> _WORK ORDER_
In the listing that follows, count each line where the word "Best" appears; write nothing but the count.

> _INPUT DATA_
= Beginning of Section =

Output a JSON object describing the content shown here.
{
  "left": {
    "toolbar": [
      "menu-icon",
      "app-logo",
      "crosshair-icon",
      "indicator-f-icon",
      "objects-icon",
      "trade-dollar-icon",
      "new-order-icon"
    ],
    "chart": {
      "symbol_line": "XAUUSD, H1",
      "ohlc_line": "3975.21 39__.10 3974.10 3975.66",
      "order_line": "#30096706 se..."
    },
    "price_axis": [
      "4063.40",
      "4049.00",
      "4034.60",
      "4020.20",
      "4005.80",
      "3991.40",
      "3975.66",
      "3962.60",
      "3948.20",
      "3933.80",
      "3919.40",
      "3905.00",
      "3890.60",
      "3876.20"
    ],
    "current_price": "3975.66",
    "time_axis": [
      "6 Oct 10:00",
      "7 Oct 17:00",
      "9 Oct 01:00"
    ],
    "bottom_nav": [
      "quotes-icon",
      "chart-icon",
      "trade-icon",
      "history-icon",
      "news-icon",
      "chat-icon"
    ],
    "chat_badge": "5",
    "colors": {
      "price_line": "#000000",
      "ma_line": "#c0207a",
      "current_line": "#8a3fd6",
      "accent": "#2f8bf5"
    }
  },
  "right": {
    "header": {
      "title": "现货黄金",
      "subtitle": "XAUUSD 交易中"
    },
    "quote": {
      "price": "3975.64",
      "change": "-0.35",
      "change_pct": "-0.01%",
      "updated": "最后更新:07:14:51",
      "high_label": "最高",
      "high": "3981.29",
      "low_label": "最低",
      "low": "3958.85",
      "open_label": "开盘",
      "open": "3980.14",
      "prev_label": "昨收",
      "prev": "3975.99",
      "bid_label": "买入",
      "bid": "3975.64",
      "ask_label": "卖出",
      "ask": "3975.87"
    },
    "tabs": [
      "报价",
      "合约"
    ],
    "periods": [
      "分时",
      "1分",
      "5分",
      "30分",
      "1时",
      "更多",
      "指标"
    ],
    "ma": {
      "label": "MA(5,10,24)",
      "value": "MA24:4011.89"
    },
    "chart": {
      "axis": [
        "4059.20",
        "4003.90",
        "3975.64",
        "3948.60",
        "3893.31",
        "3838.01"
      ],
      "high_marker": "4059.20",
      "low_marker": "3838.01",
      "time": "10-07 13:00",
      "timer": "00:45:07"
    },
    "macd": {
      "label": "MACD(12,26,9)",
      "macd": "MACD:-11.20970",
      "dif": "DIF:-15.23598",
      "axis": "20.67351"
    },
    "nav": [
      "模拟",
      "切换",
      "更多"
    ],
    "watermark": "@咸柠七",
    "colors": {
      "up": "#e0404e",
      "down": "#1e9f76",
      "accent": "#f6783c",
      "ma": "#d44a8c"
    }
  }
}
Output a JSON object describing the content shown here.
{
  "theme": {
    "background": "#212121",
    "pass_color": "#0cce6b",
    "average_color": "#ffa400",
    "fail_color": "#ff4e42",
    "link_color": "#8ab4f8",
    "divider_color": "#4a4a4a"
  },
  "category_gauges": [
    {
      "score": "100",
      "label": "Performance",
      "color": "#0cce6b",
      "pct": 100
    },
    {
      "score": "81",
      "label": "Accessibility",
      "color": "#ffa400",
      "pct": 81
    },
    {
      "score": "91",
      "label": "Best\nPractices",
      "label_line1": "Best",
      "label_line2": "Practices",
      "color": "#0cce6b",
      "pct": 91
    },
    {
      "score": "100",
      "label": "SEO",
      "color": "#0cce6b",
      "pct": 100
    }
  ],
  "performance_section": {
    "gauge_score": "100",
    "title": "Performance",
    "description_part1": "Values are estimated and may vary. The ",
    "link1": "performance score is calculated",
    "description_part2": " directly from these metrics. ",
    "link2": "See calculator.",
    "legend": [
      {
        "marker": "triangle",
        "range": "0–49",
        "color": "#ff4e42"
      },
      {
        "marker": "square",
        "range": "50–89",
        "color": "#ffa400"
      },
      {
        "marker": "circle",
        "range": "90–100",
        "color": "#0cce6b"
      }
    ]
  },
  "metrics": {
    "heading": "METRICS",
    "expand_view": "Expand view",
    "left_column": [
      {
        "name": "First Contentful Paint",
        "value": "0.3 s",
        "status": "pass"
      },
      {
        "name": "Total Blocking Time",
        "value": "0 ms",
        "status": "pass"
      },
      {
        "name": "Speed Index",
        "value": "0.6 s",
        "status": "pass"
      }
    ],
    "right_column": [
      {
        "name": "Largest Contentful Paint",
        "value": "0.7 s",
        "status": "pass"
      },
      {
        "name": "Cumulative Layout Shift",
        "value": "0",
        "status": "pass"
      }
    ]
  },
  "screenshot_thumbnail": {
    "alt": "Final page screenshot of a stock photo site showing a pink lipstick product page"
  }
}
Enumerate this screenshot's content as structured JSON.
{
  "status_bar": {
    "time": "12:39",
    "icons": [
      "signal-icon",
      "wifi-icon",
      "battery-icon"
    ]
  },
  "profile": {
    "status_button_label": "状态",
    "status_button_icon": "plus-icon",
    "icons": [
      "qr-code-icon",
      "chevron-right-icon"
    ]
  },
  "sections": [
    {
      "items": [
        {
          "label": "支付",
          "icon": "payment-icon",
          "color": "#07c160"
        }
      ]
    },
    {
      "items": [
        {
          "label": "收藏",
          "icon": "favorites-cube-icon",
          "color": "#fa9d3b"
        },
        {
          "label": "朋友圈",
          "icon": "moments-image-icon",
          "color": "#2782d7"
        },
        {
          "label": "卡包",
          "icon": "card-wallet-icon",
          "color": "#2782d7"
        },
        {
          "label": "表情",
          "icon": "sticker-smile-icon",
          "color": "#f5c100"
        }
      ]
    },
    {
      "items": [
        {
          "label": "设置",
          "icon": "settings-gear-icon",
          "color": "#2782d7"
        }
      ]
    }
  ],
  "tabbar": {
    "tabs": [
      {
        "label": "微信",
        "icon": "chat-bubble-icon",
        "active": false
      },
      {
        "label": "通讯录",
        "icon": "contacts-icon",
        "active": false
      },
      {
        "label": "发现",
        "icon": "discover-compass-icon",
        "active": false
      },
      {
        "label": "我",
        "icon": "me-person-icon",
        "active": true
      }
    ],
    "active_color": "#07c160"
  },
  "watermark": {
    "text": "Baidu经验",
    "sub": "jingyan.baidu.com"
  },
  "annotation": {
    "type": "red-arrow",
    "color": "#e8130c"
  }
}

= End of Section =

> _SOLUTION FOR THIS EXERCISE_
2